Data items
Content starts

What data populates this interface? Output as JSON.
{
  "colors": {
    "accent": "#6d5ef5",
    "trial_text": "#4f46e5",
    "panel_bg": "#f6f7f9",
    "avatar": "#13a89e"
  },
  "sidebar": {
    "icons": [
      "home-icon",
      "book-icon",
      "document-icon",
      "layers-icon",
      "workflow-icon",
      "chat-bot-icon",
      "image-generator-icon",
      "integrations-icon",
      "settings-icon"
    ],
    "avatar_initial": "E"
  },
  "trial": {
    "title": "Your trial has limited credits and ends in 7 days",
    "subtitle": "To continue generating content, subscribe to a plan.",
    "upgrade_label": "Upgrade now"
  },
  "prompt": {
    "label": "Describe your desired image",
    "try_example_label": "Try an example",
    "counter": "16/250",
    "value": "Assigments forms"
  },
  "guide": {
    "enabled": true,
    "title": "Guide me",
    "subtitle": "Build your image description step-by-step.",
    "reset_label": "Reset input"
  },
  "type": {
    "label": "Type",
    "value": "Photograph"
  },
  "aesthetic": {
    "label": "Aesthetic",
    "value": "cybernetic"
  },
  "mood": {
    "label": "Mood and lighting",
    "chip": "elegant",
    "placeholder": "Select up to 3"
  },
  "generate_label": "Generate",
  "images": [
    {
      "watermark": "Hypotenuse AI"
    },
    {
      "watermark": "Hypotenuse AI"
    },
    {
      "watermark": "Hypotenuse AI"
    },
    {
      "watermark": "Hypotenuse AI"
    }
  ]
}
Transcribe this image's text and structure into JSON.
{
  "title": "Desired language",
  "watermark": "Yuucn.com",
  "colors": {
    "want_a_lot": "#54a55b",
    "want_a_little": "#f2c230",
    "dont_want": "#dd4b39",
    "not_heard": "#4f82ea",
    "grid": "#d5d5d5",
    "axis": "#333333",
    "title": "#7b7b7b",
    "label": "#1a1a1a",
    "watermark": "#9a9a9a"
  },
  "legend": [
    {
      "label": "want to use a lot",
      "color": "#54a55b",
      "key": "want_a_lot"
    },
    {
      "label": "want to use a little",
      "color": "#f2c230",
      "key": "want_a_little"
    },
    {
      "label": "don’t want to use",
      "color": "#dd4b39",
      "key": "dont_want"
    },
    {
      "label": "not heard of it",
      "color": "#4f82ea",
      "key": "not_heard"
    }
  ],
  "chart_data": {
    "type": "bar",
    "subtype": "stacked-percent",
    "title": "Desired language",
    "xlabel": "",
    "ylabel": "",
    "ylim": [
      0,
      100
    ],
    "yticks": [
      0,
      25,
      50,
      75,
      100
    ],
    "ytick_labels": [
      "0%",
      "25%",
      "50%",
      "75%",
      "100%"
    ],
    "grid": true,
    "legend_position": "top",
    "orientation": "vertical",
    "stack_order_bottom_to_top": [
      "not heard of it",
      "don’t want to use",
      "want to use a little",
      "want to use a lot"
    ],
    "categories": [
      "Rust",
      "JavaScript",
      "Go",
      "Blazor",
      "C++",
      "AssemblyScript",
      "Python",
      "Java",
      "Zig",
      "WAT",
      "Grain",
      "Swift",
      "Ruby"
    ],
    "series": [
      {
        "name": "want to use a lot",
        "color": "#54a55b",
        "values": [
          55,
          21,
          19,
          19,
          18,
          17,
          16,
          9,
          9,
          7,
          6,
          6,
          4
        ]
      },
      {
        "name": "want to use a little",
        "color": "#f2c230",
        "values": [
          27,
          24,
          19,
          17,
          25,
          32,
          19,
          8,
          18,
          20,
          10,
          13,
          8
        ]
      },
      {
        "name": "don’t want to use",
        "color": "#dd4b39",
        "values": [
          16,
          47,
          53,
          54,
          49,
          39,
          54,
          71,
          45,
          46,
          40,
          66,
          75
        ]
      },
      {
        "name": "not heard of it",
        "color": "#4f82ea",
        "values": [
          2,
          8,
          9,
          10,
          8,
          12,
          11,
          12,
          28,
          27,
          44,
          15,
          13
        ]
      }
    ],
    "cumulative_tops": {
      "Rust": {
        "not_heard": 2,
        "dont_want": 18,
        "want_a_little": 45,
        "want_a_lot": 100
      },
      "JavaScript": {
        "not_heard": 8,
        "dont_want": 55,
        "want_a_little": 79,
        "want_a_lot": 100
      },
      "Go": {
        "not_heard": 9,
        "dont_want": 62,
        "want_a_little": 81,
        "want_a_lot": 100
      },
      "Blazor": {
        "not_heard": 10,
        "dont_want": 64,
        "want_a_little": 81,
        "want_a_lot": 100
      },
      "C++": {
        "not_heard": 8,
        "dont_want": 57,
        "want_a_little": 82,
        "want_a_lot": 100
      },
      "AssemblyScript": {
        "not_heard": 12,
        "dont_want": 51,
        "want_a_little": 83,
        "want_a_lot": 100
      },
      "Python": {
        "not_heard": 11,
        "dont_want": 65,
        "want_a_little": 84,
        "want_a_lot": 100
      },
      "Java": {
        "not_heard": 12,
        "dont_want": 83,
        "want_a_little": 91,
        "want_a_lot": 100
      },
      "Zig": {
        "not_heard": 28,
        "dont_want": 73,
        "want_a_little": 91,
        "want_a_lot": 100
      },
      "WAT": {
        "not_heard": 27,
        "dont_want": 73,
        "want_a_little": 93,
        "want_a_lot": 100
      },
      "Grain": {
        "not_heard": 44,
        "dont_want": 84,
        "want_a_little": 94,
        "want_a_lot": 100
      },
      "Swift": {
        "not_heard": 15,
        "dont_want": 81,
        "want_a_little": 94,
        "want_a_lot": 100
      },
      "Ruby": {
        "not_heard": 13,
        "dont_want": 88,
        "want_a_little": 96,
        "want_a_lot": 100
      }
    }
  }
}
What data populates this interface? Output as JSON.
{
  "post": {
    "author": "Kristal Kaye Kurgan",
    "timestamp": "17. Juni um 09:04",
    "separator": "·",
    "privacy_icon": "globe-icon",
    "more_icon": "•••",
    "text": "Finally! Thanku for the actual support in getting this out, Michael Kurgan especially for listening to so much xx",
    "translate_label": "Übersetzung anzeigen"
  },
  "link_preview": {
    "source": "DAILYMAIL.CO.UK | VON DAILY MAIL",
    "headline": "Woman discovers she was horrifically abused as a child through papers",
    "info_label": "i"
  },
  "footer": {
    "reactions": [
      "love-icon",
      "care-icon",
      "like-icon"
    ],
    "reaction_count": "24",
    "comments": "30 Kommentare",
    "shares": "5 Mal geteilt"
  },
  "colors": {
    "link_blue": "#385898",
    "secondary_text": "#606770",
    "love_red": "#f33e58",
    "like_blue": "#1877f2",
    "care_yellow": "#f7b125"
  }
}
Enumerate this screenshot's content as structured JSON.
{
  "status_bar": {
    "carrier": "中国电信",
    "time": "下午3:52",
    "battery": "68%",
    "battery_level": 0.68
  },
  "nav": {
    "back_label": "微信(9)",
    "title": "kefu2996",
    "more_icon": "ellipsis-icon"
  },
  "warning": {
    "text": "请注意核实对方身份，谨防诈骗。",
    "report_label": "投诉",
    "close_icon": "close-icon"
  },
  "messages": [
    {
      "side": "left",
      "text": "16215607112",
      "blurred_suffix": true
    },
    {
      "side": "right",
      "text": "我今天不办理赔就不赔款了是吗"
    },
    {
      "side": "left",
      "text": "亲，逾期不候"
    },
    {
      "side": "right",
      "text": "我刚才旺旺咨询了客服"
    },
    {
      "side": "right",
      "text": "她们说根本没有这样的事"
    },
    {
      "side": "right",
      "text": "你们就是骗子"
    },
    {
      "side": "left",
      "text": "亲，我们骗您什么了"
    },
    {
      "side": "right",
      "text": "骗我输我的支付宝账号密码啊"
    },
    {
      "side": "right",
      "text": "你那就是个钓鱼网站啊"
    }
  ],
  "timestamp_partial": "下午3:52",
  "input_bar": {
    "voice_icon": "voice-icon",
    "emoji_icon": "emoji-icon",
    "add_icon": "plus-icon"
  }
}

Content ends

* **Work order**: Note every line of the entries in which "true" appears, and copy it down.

* **Answer for this exercise**:
    "enabled": true,
    "grid": true,
      "blurred_suffix": true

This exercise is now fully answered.